=== Excerpted records ===
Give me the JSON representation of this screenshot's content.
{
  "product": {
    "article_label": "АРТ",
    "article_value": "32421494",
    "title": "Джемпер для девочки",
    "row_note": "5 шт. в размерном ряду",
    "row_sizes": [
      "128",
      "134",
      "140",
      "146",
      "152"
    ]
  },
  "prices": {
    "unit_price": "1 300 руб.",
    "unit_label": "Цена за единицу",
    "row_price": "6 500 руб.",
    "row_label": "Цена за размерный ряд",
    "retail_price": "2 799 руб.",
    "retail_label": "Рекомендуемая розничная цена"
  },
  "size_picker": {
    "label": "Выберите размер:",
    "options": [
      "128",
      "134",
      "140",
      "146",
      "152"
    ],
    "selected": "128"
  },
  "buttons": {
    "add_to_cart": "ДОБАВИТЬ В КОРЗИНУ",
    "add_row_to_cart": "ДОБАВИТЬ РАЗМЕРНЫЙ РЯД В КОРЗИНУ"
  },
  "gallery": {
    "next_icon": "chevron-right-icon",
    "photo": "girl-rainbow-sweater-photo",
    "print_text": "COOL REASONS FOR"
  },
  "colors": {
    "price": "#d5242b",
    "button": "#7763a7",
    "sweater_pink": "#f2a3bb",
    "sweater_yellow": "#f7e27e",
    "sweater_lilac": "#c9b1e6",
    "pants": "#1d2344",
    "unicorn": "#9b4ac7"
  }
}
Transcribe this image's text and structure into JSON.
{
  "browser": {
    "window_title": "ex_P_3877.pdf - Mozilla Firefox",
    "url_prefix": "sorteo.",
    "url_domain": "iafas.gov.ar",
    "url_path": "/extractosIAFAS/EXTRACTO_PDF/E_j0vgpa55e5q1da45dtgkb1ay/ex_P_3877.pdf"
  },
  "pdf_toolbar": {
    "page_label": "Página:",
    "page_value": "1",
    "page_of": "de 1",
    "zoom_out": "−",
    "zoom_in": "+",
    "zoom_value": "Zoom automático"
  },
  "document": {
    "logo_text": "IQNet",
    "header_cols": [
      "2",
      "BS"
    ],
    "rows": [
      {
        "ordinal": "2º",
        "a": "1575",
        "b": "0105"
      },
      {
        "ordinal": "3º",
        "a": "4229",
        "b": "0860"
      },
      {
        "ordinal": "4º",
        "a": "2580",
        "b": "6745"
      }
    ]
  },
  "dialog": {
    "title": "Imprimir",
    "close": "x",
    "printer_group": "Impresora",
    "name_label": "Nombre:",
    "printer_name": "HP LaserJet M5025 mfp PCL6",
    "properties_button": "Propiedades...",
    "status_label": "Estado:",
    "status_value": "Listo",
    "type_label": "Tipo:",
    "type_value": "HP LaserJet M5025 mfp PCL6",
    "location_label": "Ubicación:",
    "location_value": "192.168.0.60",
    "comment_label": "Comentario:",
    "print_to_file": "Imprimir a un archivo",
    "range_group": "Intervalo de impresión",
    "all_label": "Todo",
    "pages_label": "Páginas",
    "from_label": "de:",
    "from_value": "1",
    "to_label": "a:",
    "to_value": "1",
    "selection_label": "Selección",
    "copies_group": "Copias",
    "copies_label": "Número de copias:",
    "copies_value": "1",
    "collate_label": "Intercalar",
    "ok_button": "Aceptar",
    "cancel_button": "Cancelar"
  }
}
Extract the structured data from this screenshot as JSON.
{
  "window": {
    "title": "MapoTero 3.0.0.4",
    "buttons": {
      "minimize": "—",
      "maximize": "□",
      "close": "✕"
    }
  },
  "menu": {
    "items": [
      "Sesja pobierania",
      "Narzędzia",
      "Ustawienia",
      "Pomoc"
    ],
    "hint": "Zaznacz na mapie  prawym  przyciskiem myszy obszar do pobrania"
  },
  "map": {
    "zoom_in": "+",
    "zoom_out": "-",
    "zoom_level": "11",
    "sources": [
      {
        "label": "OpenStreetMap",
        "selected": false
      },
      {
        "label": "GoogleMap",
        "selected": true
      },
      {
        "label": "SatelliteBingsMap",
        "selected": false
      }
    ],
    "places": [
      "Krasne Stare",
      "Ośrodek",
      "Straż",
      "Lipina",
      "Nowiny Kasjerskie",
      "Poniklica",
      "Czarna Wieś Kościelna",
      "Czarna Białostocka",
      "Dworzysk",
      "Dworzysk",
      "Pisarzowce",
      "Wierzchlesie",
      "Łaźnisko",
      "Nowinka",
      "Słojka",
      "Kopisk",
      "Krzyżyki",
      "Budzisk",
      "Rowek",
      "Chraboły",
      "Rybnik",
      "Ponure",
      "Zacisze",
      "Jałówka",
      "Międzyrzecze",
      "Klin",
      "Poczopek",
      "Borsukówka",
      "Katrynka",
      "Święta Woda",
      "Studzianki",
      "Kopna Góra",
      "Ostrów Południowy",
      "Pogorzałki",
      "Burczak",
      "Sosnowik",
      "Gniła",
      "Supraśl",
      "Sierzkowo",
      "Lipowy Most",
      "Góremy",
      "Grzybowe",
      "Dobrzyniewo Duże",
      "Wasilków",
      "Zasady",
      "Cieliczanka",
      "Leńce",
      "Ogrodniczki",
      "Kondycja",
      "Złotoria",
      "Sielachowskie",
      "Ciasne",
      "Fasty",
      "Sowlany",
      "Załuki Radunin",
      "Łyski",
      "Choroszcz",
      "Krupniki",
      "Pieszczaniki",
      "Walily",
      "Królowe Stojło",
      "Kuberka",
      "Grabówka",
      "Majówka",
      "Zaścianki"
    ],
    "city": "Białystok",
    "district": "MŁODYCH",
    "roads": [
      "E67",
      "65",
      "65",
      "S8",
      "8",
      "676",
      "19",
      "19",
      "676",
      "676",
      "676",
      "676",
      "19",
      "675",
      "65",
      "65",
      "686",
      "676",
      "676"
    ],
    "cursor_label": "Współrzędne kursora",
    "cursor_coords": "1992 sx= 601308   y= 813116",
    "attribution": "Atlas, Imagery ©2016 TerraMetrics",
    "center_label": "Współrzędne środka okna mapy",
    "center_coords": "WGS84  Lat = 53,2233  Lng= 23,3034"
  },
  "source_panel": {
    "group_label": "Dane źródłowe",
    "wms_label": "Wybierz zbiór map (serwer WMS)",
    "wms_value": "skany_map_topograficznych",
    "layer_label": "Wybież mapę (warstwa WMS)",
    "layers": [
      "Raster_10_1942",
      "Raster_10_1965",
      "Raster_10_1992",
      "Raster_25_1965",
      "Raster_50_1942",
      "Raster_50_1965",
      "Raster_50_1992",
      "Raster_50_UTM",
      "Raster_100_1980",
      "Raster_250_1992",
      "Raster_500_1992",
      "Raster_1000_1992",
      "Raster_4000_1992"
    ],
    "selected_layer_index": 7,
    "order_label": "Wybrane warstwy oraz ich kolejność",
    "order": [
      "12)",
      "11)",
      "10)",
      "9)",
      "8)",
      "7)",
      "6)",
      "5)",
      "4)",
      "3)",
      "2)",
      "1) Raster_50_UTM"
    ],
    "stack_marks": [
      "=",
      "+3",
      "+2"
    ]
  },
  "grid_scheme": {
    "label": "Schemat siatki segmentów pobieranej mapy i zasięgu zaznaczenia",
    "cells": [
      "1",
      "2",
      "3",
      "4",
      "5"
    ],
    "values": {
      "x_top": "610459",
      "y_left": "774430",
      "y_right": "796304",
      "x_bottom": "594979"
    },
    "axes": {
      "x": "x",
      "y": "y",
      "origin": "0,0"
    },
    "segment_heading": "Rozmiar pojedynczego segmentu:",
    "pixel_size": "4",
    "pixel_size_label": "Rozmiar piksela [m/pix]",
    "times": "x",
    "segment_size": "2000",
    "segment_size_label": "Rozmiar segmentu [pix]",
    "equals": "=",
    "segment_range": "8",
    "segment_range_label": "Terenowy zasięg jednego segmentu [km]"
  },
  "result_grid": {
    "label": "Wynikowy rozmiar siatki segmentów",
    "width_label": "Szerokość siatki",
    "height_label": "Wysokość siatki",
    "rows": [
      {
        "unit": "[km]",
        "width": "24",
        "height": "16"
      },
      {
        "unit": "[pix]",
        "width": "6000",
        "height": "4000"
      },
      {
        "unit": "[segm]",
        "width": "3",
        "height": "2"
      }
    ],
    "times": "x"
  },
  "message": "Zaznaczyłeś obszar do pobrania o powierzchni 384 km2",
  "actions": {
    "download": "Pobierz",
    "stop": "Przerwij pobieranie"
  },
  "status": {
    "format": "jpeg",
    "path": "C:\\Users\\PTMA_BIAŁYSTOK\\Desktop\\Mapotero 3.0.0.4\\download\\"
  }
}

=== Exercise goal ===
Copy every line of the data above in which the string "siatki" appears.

=== Problem solution ===
    "label": "Schemat siatki segmentów pobieranej mapy i zasięgu zaznaczenia",
    "label": "Wynikowy rozmiar siatki segmentów",
    "width_label": "Szerokość siatki",
    "height_label": "Wysokość siatki",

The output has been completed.